* _Try it_: Select the lines of the records containing the word "image" and list them.

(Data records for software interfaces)
---------------
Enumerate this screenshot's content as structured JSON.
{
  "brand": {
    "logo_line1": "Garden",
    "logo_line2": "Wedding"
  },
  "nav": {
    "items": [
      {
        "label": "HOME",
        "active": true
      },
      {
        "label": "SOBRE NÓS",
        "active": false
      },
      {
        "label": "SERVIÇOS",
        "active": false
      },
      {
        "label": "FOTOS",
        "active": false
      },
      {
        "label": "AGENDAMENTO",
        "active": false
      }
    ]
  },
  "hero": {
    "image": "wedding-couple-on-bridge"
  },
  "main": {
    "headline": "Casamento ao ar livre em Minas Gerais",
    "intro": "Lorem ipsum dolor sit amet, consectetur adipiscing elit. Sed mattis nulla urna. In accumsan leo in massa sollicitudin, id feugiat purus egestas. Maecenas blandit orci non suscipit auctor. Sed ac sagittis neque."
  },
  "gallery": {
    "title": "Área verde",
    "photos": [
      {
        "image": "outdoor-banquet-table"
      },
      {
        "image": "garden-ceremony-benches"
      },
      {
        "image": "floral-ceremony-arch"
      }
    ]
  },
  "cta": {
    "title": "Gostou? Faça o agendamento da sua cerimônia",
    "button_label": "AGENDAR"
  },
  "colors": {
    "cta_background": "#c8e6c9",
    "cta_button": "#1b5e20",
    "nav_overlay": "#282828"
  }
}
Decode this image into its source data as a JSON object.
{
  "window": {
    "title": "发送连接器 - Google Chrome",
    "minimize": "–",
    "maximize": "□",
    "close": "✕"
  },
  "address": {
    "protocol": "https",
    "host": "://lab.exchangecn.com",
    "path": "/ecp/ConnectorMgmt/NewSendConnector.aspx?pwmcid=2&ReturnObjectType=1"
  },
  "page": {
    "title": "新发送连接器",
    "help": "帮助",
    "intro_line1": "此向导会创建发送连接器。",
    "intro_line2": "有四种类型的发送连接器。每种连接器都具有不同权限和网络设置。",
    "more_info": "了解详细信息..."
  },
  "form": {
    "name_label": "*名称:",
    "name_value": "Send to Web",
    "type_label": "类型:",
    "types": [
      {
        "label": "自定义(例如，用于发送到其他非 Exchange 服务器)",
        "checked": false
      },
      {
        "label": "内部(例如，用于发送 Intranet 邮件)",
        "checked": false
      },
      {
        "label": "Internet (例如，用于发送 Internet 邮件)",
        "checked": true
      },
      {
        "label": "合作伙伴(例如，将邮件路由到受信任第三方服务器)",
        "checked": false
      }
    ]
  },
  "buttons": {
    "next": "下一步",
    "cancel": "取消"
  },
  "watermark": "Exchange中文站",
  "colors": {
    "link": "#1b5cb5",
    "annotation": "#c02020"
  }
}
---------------
* _Response box_:
    "image": "wedding-couple-on-bridge"
        "image": "outdoor-banquet-table"
        "image": "garden-ceremony-benches"
        "image": "floral-ceremony-arch"
Decode this image into its source data as a JSON object.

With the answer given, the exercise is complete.